=== Data records ===
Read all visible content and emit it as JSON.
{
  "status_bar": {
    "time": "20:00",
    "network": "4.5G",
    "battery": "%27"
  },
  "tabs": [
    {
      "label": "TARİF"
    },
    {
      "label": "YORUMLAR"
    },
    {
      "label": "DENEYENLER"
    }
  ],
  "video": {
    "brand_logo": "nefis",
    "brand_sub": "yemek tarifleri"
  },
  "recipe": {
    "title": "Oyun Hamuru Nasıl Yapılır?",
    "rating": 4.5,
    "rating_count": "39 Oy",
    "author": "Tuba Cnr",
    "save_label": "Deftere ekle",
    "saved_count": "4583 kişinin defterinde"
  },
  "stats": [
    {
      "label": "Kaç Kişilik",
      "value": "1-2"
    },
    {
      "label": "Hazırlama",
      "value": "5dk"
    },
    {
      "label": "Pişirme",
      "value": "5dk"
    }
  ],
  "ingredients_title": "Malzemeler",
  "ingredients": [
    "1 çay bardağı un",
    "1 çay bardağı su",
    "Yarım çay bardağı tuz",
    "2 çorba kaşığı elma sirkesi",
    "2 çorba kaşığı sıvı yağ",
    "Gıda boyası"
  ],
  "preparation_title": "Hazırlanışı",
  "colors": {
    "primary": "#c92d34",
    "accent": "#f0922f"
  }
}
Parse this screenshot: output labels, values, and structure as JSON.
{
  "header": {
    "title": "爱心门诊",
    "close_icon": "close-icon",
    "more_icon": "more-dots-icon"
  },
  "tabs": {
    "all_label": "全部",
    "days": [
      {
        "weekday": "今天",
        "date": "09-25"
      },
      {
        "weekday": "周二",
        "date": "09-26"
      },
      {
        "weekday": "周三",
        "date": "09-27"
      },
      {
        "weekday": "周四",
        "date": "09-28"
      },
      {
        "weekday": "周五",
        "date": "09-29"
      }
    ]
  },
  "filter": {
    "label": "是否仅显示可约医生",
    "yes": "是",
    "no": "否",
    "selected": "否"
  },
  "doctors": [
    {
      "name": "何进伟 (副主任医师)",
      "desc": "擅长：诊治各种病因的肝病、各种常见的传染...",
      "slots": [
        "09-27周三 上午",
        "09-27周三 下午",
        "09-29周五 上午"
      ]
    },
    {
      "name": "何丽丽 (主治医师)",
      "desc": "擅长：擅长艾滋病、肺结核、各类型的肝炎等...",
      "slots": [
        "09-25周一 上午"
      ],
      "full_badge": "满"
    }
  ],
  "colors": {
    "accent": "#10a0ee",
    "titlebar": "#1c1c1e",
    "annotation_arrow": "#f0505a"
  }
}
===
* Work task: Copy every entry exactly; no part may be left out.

* Solution:
Read all visible content and emit it as JSON.
{
  "status_bar": {
    "time": "20:00",
    "network": "4.5G",
    "battery": "%27"
  },
  "tabs": [
    {
      "label": "TARİF"
    },
    {
      "label": "YORUMLAR"
    },
    {
      "label": "DENEYENLER"
    }
  ],
  "video": {
    "brand_logo": "nefis",
    "brand_sub": "yemek tarifleri"
  },
  "recipe": {
    "title": "Oyun Hamuru Nasıl Yapılır?",
    "rating": 4.5,
    "rating_count": "39 Oy",
    "author": "Tuba Cnr",
    "save_label": "Deftere ekle",
    "saved_count": "4583 kişinin defterinde"
  },
  "stats": [
    {
      "label": "Kaç Kişilik",
      "value": "1-2"
    },
    {
      "label": "Hazırlama",
      "value": "5dk"
    },
    {
      "label": "Pişirme",
      "value": "5dk"
    }
  ],
  "ingredients_title": "Malzemeler",
  "ingredients": [
    "1 çay bardağı un",
    "1 çay bardağı su",
    "Yarım çay bardağı tuz",
    "2 çorba kaşığı elma sirkesi",
    "2 çorba kaşığı sıvı yağ",
    "Gıda boyası"
  ],
  "preparation_title": "Hazırlanışı",
  "colors": {
    "primary": "#c92d34",
    "accent": "#f0922f"
  }
}
Parse this screenshot: output labels, values, and structure as JSON.
{
  "header": {
    "title": "爱心门诊",
    "close_icon": "close-icon",
    "more_icon": "more-dots-icon"
  },
  "tabs": {
    "all_label": "全部",
    "days": [
      {
        "weekday": "今天",
        "date": "09-25"
      },
      {
        "weekday": "周二",
        "date": "09-26"
      },
      {
        "weekday": "周三",
        "date": "09-27"
      },
      {
        "weekday": "周四",
        "date": "09-28"
      },
      {
        "weekday": "周五",
        "date": "09-29"
      }
    ]
  },
  "filter": {
    "label": "是否仅显示可约医生",
    "yes": "是",
    "no": "否",
    "selected": "否"
  },
  "doctors": [
    {
      "name": "何进伟 (副主任医师)",
      "desc": "擅长：诊治各种病因的肝病、各种常见的传染...",
      "slots": [
        "09-27周三 上午",
        "09-27周三 下午",
        "09-29周五 上午"
      ]
    },
    {
      "name": "何丽丽 (主治医师)",
      "desc": "擅长：擅长艾滋病、肺结核、各类型的肝炎等...",
      "slots": [
        "09-25周一 上午"
      ],
      "full_badge": "满"
    }
  ],
  "colors": {
    "accent": "#10a0ee",
    "titlebar": "#1c1c1e",
    "annotation_arrow": "#f0505a"
  }
}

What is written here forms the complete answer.